Attention whale watchers: scientists want your snaps

Whale watcher’s photographs of unique humpback tail patterns can help researchers learn more about migration patterns. Flickr, Marj K

Whale watchers lucky enough to snap a photograph of a humpback whale this season are being asked to send their shots to researchers on the far north coast, who will use the data to better understand migration patterns.

More than 14,000 humpbacks are expected to journey along Australia’s east coast over the next few months, a process that researchers at Southern Cross University (SCU) in Lismore want to learn more about to help inform whale protection strategies.

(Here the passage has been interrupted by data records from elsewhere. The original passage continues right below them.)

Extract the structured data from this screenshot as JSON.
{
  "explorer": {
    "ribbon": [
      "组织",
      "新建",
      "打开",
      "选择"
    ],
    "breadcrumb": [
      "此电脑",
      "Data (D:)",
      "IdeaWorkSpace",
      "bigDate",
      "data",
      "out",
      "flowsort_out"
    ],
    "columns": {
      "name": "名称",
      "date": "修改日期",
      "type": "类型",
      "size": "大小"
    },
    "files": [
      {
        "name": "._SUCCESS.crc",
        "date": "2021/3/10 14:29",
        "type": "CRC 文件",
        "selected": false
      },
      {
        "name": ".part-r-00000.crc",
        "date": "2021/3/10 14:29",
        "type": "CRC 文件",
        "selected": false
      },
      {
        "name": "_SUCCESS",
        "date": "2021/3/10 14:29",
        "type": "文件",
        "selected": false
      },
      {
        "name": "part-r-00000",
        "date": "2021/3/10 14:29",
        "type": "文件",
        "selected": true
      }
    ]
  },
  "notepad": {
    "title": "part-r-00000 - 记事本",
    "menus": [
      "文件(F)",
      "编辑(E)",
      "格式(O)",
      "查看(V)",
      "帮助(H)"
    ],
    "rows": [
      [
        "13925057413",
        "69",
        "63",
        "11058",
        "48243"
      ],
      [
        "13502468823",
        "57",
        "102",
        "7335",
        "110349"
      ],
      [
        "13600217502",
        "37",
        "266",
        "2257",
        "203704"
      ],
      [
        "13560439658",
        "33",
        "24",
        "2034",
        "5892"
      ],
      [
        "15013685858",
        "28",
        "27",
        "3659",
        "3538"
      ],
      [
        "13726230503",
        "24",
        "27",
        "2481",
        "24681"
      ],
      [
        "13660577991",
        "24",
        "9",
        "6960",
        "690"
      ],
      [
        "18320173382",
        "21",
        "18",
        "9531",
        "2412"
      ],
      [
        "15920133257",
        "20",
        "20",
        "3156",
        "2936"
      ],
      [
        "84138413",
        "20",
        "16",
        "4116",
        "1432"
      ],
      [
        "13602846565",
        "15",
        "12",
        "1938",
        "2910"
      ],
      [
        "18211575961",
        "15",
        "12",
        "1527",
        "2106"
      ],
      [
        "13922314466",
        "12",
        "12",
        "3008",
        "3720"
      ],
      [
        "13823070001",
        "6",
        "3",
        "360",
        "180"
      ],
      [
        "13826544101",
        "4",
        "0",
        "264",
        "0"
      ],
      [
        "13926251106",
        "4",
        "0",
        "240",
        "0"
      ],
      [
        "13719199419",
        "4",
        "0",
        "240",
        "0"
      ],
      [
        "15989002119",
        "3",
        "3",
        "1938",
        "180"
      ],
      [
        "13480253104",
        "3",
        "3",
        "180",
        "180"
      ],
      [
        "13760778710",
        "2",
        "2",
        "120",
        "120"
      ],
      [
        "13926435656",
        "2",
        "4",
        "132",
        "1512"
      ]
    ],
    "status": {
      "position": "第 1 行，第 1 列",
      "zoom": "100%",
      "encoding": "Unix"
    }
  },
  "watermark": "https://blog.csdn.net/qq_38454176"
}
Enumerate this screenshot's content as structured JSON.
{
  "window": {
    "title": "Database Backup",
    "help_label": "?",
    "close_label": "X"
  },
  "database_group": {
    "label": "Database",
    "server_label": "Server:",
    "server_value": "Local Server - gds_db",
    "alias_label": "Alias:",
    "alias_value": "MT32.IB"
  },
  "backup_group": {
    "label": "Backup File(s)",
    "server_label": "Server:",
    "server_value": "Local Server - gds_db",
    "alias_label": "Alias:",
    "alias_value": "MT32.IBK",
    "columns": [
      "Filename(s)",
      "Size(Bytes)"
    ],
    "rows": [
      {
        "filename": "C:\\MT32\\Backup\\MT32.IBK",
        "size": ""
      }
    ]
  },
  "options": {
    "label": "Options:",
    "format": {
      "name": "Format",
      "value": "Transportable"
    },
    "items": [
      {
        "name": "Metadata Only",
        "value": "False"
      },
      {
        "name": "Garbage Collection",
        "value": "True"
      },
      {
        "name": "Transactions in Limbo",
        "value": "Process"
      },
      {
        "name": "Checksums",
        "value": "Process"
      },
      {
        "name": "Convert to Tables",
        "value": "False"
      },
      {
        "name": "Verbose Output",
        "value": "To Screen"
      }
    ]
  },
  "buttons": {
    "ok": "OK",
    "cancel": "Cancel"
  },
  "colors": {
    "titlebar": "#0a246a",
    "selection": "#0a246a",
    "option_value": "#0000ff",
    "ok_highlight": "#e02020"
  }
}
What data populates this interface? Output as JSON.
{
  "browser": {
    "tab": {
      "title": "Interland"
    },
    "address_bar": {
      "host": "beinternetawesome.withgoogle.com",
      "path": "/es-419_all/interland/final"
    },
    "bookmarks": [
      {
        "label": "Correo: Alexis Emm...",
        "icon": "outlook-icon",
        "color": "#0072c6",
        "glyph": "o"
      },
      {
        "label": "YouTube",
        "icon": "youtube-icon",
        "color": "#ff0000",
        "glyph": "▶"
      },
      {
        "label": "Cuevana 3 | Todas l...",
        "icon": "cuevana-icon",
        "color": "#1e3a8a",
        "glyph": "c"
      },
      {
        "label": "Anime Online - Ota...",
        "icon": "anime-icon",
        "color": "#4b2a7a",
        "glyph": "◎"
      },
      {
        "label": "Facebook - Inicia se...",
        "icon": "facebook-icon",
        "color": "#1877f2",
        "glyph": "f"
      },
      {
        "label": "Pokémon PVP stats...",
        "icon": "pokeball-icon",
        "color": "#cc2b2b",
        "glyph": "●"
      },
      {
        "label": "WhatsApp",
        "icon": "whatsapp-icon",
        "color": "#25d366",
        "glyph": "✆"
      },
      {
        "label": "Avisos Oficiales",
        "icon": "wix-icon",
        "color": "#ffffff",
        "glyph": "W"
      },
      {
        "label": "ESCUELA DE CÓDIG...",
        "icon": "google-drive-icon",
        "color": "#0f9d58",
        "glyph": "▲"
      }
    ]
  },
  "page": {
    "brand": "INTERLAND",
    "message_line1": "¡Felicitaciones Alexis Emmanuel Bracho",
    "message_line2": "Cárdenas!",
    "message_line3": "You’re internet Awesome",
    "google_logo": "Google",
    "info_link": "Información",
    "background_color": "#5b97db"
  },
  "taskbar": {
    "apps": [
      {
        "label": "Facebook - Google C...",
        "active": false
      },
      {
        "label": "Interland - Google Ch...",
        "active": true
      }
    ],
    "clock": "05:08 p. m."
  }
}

The researchers have launched a new website at www.scu.edu.au/eastcoastwhales where amateur photographers can directly upload shots that show the uniquely patterned underside of a humpback whale tail.

Using a computer program developed by SCU and the University of Newcastle, the researchers can match the whales in the amateur photographs to those individuals already recorded.

“Every whale has its own pattern of pigmentation and scarring that’s unique to each whale,” said Peta Beeman, who is completing a Master of Marine Science and Management and is part of the University’s Marine Ecology Research Centre.

“By matching the photos, we can then see if the whales have been seen in previous years or in other locations or in the same season along the same migration path.”

Ms Beeman has already collected around 150 shots through a pilot project conducted last year but hopes that the new website will encourage more whale watchers to upload their pics, no matter how old.

“In fact, the older the photo, the more interesting because we can estimate a minimum age of that whale and can build up life histories about the whales.”

Understanding more about migration paths and the threats whales face along those journeys will help researchers understand what should be done to manage and conserve the species, she said.